* Rh is also a factor.

Comment: Re:Not just ineffective (EEO bullshit) (Score 1) 553 553

The whole point I am making is that it should not have to be "good" or "justifiable". In fact, there should be no need for any reason at all

Why not? Age didn't gain protected status for no reason. Older people have the same right to work as younger people.

It is none of our business. Both literally and otherwise...

I understand what you are saying. You want business owners to have the right to build whatever team they want, and there are any number of reasons for that, not all of which are discriminatory. Maybe you just want a younger looking public-facing team because you think it makes your company look fresh and cutting edge, and that's valid, but too many employers have demonstrated that those decisions sometimes ARE used to discriminate against older workers, and so the government stepped in. If you don't understand why the government stepped in, then you haven't been passed over for someone younger (yet).

We're not even talking about how this affects the workers. Imagine if there were no age discrimination laws, and all the companies in your area started grabbing all the fresh young college grads, and stopped hiring anyone over, say, 38. Now you have a whole population of perfectly qualified, willing workers who can no longer find work, simply because they were born earlier. How fair is that?

Comment: Re:Not just ineffective (EEO bullshit) (Score 1) 553 553

they seek to punish thought-crimes

Not hiring someone strictly because of age is not a thought crime, it's an ACTUAL crime. You can hate or dislike older people all you want, but as soon as you act on that hate or dislike, it's a crime. So no, they are not trying to punish thought crimes.

and force employers into hiring those, whom they do not wish to hire, for whatever reason.

If an employer's only reason for not wanting to hire someone is age, then it's not a good, or justifiable reason. If the skillset is there and the person is physically and mentally capable of doing the job, what possible part could age play in the decision? Don't like to look at grey hair or wrinkles? Tough.

Comment: Re:reflexes? (Score 1) 114 114

I'm not an expert either, but it seems to me that the activity they were seeing in the brain was not in that area. If I recall, they were using those caps with all the wires coming out of them to monitor brain activity, not some of the more sophisticated/expensive machines, so I don't know how accurate that is.

Comment: Re:reflexes? (Score 1) 114 114

I get that I can simulate it, but I choose not to because it makes me uncomfortable :)

To your point of not being able to tell how far away anything really was, it's interesting because one of the pages I found during my cursory search said that stereoscopic depth perception only works within about 20 feet, anything further than that, the difference between left and right images is so negligible that your brain doesn't register any difference, and can't determine distance anyway. To get any better distance would require moving the eyes farther apart.
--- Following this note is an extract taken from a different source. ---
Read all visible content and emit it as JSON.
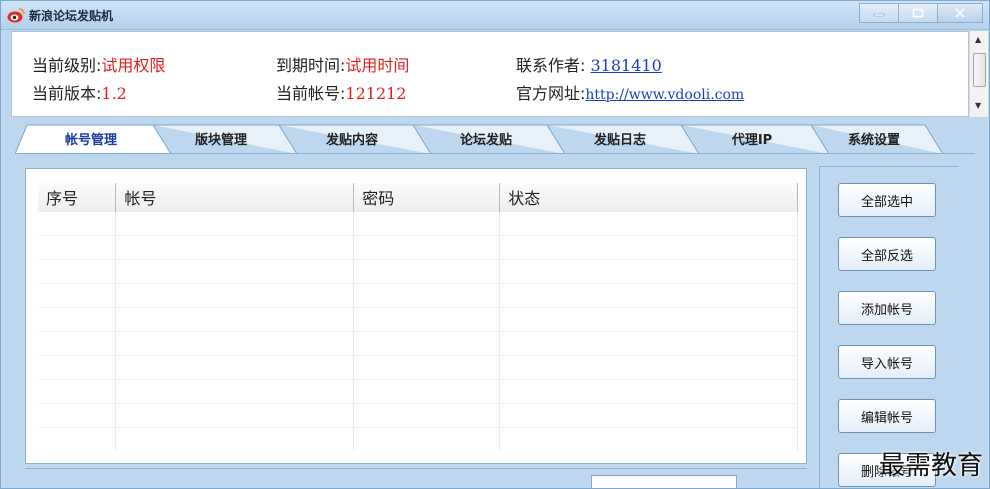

Counting in binary is just like counting in decimal -- if you are all thumbs. -- Glaser and Way